* Assignment *
Count the lines below that contain the word "accent", and give only that number.

[Material provided Boundary: Start]

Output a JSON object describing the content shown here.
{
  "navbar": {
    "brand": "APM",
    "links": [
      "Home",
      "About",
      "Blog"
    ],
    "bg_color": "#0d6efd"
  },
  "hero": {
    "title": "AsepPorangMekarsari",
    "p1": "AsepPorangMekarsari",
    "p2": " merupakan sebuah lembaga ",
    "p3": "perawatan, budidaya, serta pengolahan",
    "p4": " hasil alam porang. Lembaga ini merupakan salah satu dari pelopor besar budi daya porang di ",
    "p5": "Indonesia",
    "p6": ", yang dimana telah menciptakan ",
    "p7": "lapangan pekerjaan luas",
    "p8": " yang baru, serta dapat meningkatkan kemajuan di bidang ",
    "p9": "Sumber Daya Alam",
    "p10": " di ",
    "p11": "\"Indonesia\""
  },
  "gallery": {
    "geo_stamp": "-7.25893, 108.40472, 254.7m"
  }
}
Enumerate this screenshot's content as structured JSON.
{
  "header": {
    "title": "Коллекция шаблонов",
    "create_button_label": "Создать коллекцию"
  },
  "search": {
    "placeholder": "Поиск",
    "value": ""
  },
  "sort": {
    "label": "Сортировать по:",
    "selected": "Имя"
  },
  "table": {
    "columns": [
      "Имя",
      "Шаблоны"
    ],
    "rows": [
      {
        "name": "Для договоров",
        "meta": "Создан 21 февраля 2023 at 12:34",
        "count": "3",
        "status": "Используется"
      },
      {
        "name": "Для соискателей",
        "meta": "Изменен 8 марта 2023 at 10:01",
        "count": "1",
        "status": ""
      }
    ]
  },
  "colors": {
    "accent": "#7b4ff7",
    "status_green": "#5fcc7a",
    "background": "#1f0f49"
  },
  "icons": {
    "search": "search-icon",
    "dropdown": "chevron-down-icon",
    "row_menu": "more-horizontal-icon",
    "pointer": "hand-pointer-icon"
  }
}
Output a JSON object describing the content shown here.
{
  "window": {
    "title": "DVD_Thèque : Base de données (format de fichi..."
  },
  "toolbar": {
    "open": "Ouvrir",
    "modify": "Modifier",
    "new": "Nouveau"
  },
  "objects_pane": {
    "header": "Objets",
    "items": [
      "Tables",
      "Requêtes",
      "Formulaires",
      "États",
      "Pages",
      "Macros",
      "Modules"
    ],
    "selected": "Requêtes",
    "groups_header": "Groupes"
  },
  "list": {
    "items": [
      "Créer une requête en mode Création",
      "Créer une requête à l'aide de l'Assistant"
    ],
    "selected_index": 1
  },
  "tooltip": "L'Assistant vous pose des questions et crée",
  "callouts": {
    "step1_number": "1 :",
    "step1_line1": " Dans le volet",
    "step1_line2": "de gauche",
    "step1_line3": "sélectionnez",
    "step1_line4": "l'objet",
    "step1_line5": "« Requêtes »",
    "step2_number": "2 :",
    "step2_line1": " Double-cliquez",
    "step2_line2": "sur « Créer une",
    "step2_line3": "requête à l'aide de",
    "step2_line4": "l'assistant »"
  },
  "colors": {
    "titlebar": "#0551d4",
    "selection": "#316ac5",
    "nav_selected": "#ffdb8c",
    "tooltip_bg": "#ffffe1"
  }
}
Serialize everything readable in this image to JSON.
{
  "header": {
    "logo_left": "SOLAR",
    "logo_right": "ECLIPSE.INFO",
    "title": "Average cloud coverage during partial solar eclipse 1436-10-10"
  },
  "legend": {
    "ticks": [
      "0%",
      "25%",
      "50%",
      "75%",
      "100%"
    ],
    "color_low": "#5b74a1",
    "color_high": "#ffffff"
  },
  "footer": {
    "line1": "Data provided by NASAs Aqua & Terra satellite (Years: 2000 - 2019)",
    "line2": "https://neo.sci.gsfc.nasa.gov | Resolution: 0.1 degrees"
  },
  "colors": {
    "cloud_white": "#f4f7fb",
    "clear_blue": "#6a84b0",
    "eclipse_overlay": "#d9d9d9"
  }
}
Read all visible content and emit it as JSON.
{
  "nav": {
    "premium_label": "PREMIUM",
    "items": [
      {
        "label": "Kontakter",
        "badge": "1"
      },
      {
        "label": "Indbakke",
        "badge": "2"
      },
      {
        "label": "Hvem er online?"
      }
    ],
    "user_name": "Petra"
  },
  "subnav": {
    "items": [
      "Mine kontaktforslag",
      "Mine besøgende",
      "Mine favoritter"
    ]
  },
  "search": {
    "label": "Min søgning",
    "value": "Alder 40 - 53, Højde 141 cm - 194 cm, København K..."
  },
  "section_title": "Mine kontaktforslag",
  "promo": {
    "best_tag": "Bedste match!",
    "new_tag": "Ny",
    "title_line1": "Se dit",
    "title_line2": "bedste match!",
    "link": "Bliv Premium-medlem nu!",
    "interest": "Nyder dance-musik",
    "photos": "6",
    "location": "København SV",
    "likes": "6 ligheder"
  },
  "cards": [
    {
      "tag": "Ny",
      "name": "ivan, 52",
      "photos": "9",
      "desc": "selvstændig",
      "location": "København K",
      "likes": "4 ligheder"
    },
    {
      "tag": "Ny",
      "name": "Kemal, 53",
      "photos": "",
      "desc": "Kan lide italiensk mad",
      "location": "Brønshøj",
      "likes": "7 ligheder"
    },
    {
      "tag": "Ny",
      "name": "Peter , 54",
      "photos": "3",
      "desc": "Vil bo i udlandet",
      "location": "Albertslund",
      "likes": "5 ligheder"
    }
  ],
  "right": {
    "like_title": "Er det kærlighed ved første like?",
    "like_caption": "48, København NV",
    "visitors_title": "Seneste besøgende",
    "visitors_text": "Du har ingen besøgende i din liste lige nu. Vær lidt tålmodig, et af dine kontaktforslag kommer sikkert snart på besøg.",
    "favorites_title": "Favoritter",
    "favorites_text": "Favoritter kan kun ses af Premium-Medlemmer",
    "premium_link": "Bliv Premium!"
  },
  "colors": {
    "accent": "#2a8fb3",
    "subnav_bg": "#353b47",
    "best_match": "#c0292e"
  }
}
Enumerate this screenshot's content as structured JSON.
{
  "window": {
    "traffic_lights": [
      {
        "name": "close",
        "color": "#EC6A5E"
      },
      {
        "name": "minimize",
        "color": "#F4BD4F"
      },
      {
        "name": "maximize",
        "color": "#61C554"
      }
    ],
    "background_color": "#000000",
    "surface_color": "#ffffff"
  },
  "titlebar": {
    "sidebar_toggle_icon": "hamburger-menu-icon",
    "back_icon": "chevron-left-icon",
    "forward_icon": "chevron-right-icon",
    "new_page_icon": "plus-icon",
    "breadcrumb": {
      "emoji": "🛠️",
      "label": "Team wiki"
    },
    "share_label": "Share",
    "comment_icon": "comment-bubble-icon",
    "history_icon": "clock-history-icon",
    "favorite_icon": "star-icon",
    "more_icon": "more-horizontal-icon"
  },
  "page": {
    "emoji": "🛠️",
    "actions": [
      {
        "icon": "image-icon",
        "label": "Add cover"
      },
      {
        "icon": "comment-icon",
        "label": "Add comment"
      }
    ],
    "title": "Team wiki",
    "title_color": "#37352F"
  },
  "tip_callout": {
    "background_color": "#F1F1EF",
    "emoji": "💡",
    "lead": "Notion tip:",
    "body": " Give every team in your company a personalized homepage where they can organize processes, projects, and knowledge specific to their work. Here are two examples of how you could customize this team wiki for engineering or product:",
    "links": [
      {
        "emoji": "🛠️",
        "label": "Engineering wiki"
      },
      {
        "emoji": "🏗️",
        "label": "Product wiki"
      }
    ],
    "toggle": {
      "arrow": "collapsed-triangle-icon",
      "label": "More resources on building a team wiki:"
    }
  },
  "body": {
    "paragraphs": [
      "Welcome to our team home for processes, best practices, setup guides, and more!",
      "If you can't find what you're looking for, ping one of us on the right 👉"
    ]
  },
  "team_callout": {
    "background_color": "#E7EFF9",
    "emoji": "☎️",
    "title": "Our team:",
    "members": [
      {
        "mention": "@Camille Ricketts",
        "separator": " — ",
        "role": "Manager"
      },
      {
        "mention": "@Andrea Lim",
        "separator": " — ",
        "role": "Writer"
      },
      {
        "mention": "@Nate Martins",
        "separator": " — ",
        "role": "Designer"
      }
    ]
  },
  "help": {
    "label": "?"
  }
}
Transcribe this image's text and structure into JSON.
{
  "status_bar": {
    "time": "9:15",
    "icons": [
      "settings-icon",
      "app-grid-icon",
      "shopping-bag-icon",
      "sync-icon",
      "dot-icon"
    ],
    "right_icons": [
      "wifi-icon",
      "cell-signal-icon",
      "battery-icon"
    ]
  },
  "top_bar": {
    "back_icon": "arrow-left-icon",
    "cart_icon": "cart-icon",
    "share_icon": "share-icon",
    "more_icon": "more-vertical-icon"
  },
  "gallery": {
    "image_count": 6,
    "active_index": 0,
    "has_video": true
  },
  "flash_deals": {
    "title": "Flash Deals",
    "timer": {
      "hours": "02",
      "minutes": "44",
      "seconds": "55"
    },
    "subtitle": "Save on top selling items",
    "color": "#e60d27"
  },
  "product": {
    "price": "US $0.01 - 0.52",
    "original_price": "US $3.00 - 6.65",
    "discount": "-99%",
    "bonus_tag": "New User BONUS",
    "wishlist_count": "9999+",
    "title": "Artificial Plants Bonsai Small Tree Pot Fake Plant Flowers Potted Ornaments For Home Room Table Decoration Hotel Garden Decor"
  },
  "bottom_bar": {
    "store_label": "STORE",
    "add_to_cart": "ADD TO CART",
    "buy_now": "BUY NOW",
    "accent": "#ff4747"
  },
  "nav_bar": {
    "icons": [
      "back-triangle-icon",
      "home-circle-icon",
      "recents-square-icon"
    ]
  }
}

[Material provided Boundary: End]

* Completed task *
3